Data extracted from a collection:
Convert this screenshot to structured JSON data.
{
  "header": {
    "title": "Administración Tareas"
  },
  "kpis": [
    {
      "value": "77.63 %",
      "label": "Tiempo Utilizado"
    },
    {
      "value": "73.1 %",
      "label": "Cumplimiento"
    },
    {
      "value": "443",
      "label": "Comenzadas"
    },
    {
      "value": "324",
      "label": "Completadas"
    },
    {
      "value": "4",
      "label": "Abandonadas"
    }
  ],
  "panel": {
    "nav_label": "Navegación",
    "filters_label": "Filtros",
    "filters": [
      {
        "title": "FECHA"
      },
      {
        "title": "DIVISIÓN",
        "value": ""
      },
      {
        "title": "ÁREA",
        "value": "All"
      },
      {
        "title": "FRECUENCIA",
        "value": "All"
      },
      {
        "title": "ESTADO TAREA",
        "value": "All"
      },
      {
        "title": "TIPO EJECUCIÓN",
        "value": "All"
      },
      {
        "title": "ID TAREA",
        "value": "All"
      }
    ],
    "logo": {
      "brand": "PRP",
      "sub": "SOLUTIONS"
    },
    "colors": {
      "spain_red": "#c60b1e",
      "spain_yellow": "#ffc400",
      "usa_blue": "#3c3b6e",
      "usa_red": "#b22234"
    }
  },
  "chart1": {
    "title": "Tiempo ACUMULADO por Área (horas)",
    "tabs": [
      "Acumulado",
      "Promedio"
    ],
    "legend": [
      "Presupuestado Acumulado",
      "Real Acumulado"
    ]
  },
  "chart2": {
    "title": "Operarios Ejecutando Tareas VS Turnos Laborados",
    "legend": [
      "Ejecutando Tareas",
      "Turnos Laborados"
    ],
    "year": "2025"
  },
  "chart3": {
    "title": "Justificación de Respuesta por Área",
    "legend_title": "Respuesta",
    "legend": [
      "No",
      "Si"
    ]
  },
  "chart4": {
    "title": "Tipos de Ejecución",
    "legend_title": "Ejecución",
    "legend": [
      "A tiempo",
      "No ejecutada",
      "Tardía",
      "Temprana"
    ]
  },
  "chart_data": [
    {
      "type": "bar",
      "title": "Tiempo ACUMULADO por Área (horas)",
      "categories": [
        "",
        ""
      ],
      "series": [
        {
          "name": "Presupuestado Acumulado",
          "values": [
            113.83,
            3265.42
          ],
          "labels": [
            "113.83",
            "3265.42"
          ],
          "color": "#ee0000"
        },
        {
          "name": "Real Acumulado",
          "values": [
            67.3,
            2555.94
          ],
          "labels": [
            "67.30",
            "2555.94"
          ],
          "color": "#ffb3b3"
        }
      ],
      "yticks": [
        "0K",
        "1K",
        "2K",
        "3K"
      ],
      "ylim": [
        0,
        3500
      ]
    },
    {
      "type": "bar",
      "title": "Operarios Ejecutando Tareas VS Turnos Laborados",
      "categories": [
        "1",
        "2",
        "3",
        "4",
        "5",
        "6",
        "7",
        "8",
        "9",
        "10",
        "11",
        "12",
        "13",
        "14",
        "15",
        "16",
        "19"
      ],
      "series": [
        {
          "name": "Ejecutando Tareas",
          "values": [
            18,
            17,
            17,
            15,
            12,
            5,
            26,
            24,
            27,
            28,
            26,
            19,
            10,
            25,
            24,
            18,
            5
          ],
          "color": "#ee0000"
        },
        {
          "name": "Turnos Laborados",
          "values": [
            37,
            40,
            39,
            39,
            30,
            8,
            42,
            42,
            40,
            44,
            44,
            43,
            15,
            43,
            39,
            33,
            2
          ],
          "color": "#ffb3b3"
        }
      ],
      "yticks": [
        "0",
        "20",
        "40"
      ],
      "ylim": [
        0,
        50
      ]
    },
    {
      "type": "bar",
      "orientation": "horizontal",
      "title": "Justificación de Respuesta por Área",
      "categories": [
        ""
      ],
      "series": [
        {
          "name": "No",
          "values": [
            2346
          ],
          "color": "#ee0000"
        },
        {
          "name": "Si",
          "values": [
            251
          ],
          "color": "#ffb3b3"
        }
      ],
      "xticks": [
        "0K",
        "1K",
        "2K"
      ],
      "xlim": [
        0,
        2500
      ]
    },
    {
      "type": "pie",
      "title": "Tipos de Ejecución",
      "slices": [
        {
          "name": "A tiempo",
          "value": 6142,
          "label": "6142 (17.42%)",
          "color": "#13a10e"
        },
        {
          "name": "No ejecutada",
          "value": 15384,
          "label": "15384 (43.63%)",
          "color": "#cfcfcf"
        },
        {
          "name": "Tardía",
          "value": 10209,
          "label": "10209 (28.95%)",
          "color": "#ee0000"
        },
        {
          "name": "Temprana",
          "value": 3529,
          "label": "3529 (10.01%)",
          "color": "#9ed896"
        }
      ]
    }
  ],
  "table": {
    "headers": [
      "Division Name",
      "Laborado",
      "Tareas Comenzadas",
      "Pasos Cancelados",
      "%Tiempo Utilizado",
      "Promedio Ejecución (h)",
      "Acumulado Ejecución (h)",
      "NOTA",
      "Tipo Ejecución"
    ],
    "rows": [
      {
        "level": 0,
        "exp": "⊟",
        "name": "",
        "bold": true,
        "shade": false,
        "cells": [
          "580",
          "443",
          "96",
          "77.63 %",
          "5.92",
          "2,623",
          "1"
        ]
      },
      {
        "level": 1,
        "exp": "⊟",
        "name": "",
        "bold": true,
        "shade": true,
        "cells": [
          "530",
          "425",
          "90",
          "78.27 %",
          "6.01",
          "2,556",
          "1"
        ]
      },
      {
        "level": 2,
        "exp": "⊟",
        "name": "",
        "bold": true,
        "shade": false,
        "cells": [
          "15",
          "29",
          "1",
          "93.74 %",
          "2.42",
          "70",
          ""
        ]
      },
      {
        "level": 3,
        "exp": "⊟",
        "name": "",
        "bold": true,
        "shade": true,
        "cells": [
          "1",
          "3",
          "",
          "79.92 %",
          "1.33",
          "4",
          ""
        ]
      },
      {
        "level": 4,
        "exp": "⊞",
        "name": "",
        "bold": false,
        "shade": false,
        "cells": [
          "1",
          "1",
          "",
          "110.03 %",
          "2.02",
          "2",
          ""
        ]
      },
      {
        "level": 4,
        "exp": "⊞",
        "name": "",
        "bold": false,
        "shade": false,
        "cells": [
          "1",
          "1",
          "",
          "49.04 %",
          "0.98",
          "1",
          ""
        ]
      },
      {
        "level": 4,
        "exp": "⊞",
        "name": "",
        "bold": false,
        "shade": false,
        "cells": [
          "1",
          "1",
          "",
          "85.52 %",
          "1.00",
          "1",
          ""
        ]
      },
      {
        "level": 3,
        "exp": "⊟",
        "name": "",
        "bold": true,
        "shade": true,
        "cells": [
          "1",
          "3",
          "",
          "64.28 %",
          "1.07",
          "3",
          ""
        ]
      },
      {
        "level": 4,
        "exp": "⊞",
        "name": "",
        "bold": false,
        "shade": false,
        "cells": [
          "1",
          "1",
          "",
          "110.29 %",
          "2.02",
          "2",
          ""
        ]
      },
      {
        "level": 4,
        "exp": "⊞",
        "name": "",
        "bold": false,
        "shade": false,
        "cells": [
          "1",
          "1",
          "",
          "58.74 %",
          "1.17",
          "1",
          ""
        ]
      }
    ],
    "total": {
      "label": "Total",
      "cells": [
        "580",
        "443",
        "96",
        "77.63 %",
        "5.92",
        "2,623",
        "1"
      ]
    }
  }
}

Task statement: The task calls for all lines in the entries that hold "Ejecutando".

Exercise answer:
    "title": "Operarios Ejecutando Tareas VS Turnos Laborados",
      "Ejecutando Tareas",
      "title": "Operarios Ejecutando Tareas VS Turnos Laborados",
          "name": "Ejecutando Tareas",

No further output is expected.